"To me the Cairngorms are the finest hills in the world...nowhere else have I experienced the extraordinary variety and deep appeal that the Cairngorms have..."
Adam Watson, from The Big Walks compiled by Ken Wilson and Richard Gilbert
Standing alongside Peter Boardman's Sacred Summits, Dennis Gray's Rope Boy and many other classic tales of adventure in the mountains in the book case, is Ken Wilson's collection of Classic Rock, Cold Climbs, Hard Rock and The Big Walks. Over the years I have completed many of the routes and climbs described in each, from Central Pillar (E2) on Esk Buttress in the Lakes as described in Hard Rock, to the North East Buttress of Ben Nevis, described in Cold Climbs. 
While Adam Watson's description of his 29 mile route taking in the six 4,000ft summits of the Cairngorms had left its impression, it was a route that had to date, remained on the list, one which seems somehow to grow rather than diminish as the years go by.
But then in 2018, Finlay Wild set a new record, running the five Cairngorm summits which constitute the 4000ers round, in 3:52:59. It was a phenomenal run, Finlay's splits of 14 minutes for the descent of Ben Macdui to the Lairig Gru being of particular interest to those who are familiar with the boulder strewn slopes.
My imagination ignited, I resolved to run the route at the next opportunity. Not with any aspirations for a fast or notable time, but to complete a round that had lurked at the back of my mind for more years than I can remember.
Starting at the Sugar Bowl rather than Glenmore Lodge as those intent on a record attempt must, I followed Wild's route up onto the first summit, Cairngorm itself, but then ran the ridge to take in Cairn Lochan, the summit which is omitted on the runner's round, before continuing across the plateau to Ben Macdui.
Amazed and appalled in equal measure by Wild's 14 minute descent, I picked my way down to the Lairig Gru, noting with some concern, the steep ascent of Cairn Toul which would immediately follow.

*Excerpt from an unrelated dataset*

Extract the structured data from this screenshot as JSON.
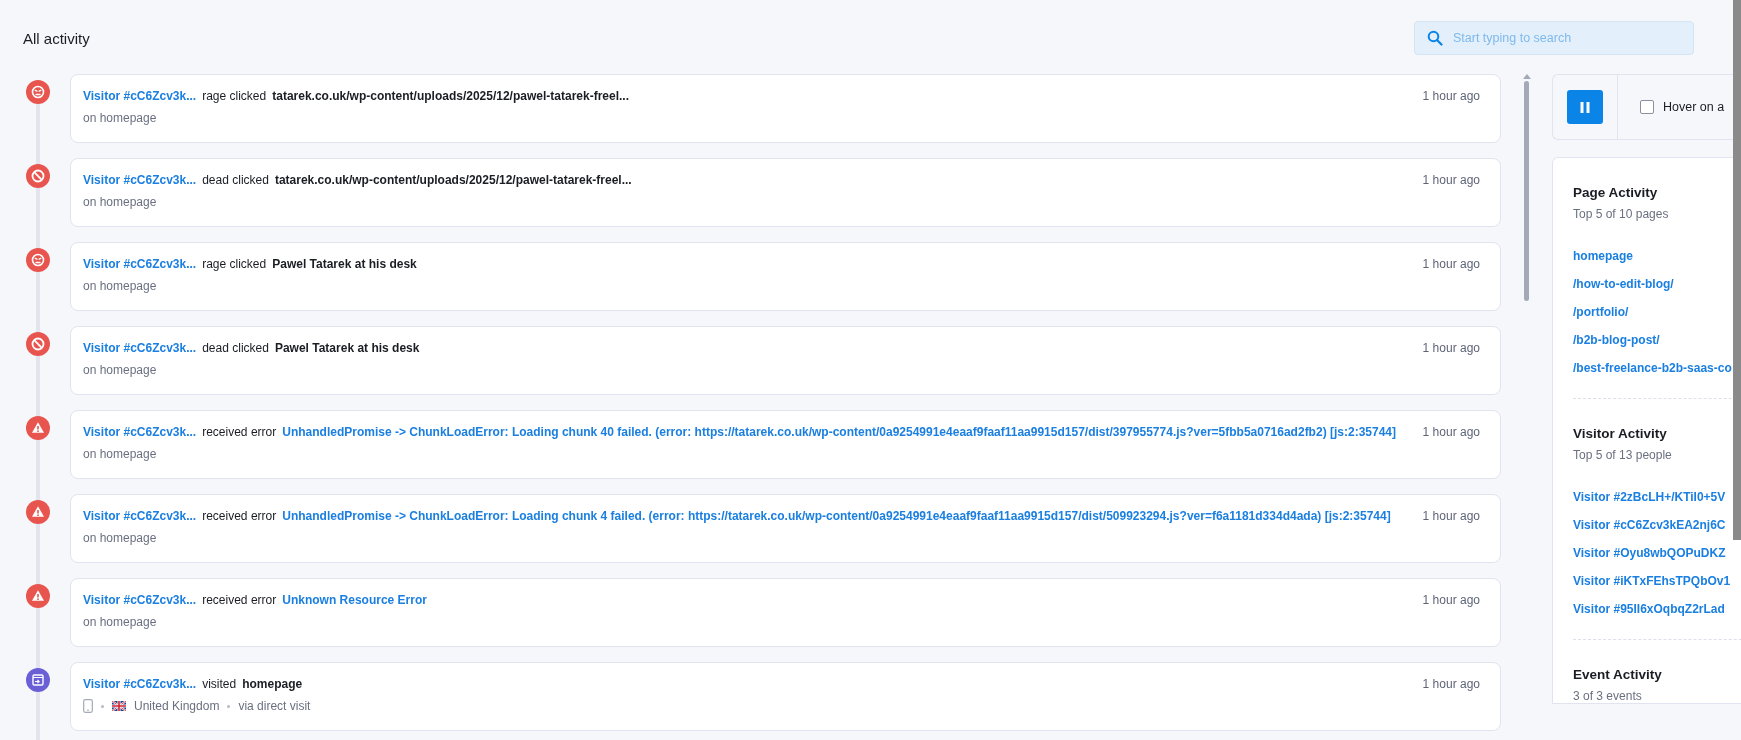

On the Bob Graham map, there is a note to aspirants: There is no easy way out of Wasdale. It has become something of a standing joke among friends recently. I was struck with how apt the phrase was now. Clearly, there would be no easy way out of the Lairig Gru. 
A view of The Devil's Point - curious how often The Devil seems to be cited in mountain names hereabouts.

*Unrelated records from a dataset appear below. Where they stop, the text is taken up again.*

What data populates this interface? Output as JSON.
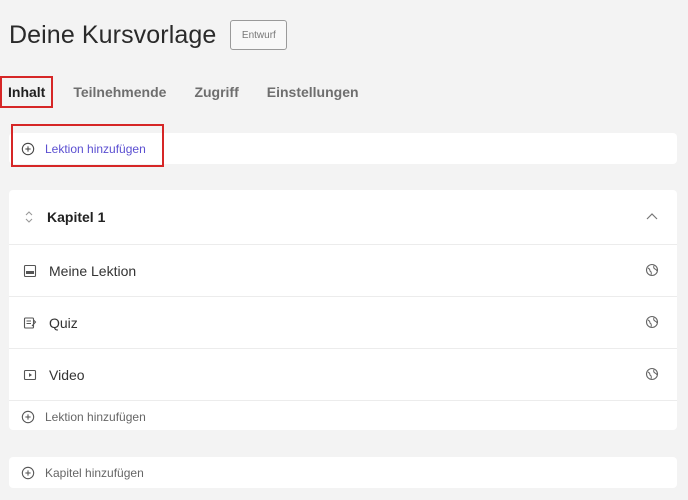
{
  "header": {
    "title": "Deine Kursvorlage",
    "status_badge": "Entwurf"
  },
  "tabs": [
    {
      "label": "Inhalt",
      "active": true
    },
    {
      "label": "Teilnehmende",
      "active": false
    },
    {
      "label": "Zugriff",
      "active": false
    },
    {
      "label": "Einstellungen",
      "active": false
    }
  ],
  "add_lesson_top": {
    "label": "Lektion hinzufügen",
    "icon": "plus-circle-icon"
  },
  "chapter": {
    "title": "Kapitel 1",
    "lessons": [
      {
        "label": "Meine Lektion",
        "type_icon": "pdf-icon"
      },
      {
        "label": "Quiz",
        "type_icon": "quiz-icon"
      },
      {
        "label": "Video",
        "type_icon": "video-icon"
      }
    ],
    "add_lesson_label": "Lektion hinzufügen"
  },
  "add_chapter": {
    "label": "Kapitel hinzufügen"
  },
  "colors": {
    "accent": "#5b4fd1",
    "highlight": "#d62626",
    "background": "#f3f3f3"
  }
}
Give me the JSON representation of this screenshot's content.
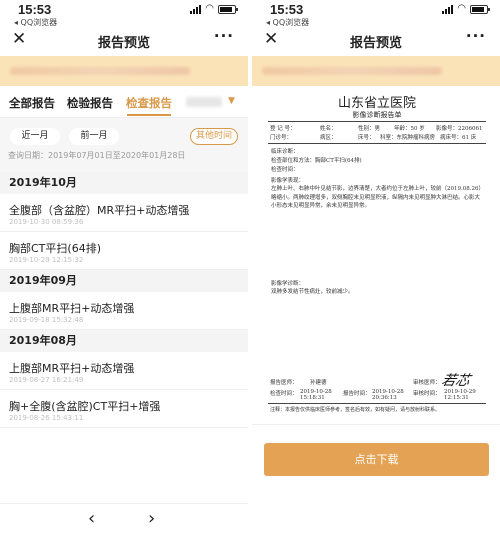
{
  "status": {
    "time": "15:53",
    "carrier": "◂ QQ浏览器"
  },
  "nav": {
    "close": "✕",
    "title": "报告预览",
    "more": "···"
  },
  "tabs": [
    {
      "label": "全部报告",
      "active": false
    },
    {
      "label": "检验报告",
      "active": false
    },
    {
      "label": "检查报告",
      "active": true
    }
  ],
  "tab_arrow": "▼",
  "filters": {
    "recent_month": "近一月",
    "prev_month": "前一月",
    "other_time": "其他时间",
    "query_date": "查询日期：2019年07月01日至2020年01月28日"
  },
  "groups": [
    {
      "month": "2019年10月",
      "items": [
        {
          "name": "全腹部（含盆腔）MR平扫+动态增强",
          "date": "2019-10-30 08:59:36"
        },
        {
          "name": "胸部CT平扫(64排)",
          "date": "2019-10-29 12:15:32"
        }
      ]
    },
    {
      "month": "2019年09月",
      "items": [
        {
          "name": "上腹部MR平扫+动态增强",
          "date": "2019-09-18 15:32:48"
        }
      ]
    },
    {
      "month": "2019年08月",
      "items": [
        {
          "name": "上腹部MR平扫+动态增强",
          "date": "2019-08-27 16:21:49"
        },
        {
          "name": "胸+全腹(含盆腔)CT平扫+增强",
          "date": "2019-08-26 15:43:11"
        }
      ]
    }
  ],
  "pager": {
    "prev": "‹",
    "next": "›"
  },
  "report": {
    "hospital": "山东省立医院",
    "subtitle": "影像诊断报告单",
    "row1": {
      "patient_id_label": "登 记 号：",
      "name_label": "姓名：",
      "gender": "性别：男",
      "age": "年龄：50 岁",
      "image_no": "影像号：2206061"
    },
    "row2": {
      "outpatient": "门诊号：",
      "ward": "病区：",
      "bed": "床号：",
      "dept": "科室：东院肿瘤科病房",
      "bed_no": "病床号：61 床"
    },
    "clinical_dx": "临床诊断：",
    "exam_part": "检查部位和方法：胸部CT平扫(64排)",
    "exam_time": "检查时间：",
    "findings_label": "影像学表现：",
    "findings": "左肺上叶、右肺中叶见结节影，边界清楚，大者约位于左肺上叶，较前（2019.08.26）略缩小。两肺纹理增多，双侧胸腔未见明显积液，纵隔内未见明显肿大淋巴结。心影大小形态未见明显异常，余未见明显异常。",
    "conclusion_label": "影像学诊断：",
    "conclusion": "双肺多发结节性病灶，较前减少。",
    "signature_row1": {
      "reporter": "报告医师：",
      "reporter_name": "孙建德",
      "reviewer": "审核医师："
    },
    "signature_row2": {
      "exam_time": "检查时间：",
      "exam_val": "2019-10-28 15:18:31",
      "report_time": "报告时间：",
      "report_val": "2019-10-28 20:36:13",
      "review_time": "审核时间：",
      "review_val": "2019-10-29 12:15:31"
    },
    "footnote": "注释：本报告仅供临床医师参考，签名后有效，如有疑问，请与放射科联系。",
    "signature": "若芯"
  },
  "download": "点击下载"
}
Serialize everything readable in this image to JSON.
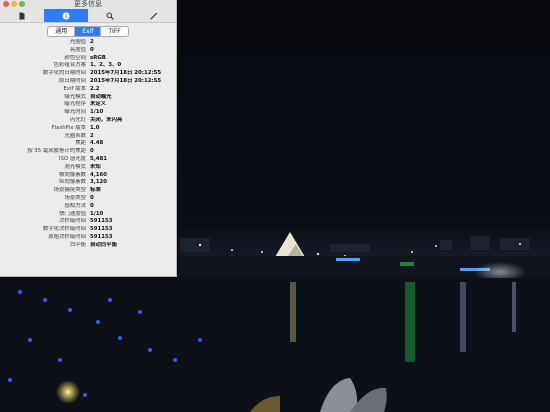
{
  "window": {
    "title": "更多信息"
  },
  "toolbar": {
    "tabs": [
      {
        "icon": "document-icon",
        "active": false
      },
      {
        "icon": "info-icon",
        "active": true
      },
      {
        "icon": "magnifier-icon",
        "active": false
      },
      {
        "icon": "pen-icon",
        "active": false
      }
    ]
  },
  "segments": {
    "general": "通用",
    "exif": "Exif",
    "tiff": "TIFF",
    "active": "exif"
  },
  "exif": [
    {
      "label": "光圈值",
      "value": "2"
    },
    {
      "label": "亮度值",
      "value": "0"
    },
    {
      "label": "颜色空间",
      "value": "sRGB"
    },
    {
      "label": "色彩组合方案",
      "value": "1、2、3、0"
    },
    {
      "label": "数字化的日期时间",
      "value": "2015年7月18日 20:12:55"
    },
    {
      "label": "原日期时间",
      "value": "2015年7月18日 20:12:55"
    },
    {
      "label": "Exif 版本",
      "value": "2.2"
    },
    {
      "label": "曝光模式",
      "value": "自动曝光"
    },
    {
      "label": "曝光程序",
      "value": "未定义"
    },
    {
      "label": "曝光时间",
      "value": "1/10"
    },
    {
      "label": "闪光灯",
      "value": "关闭，未闪亮"
    },
    {
      "label": "FlashPix 版本",
      "value": "1.0"
    },
    {
      "label": "光圈系数",
      "value": "2"
    },
    {
      "label": "焦距",
      "value": "4.48"
    },
    {
      "label": "按 35 毫米胶卷计的焦距",
      "value": "0"
    },
    {
      "label": "ISO 感光度",
      "value": "5,481"
    },
    {
      "label": "测光模式",
      "value": "未知"
    },
    {
      "label": "横向像素数",
      "value": "4,160"
    },
    {
      "label": "纵向像素数",
      "value": "3,120"
    },
    {
      "label": "场景捕捉类型",
      "value": "标准"
    },
    {
      "label": "场景类型",
      "value": "0"
    },
    {
      "label": "感知方法",
      "value": "0"
    },
    {
      "label": "快门速度值",
      "value": "1/10"
    },
    {
      "label": "次秒级时间",
      "value": "591153"
    },
    {
      "label": "数字化次秒级时间",
      "value": "591153"
    },
    {
      "label": "原始次秒级时间",
      "value": "591153"
    },
    {
      "label": "白平衡",
      "value": "自动白平衡"
    }
  ],
  "colors": {
    "accent": "#2f7cf6",
    "panel": "#ececec"
  }
}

And looking north to Braeriach from my half way point.
Another boulder field to be crossed on the summit of Angel's Peak...
...and the last of the winter's snow on the tops.
Reindeer - which I saw last while mountain biking over Ben Macdui, riding from the Linn of Dee. It was sad to see them behind the fence rather than roaming free on the plateau as I had before.
And so finally I completed the round of the six Cairngorm Four Thousanders as described in the Big Walks, (although I started and finished beneath Coire Cas rather than at Whitewell) running 20 miles and 7,700ft of ascent in a little over six hours.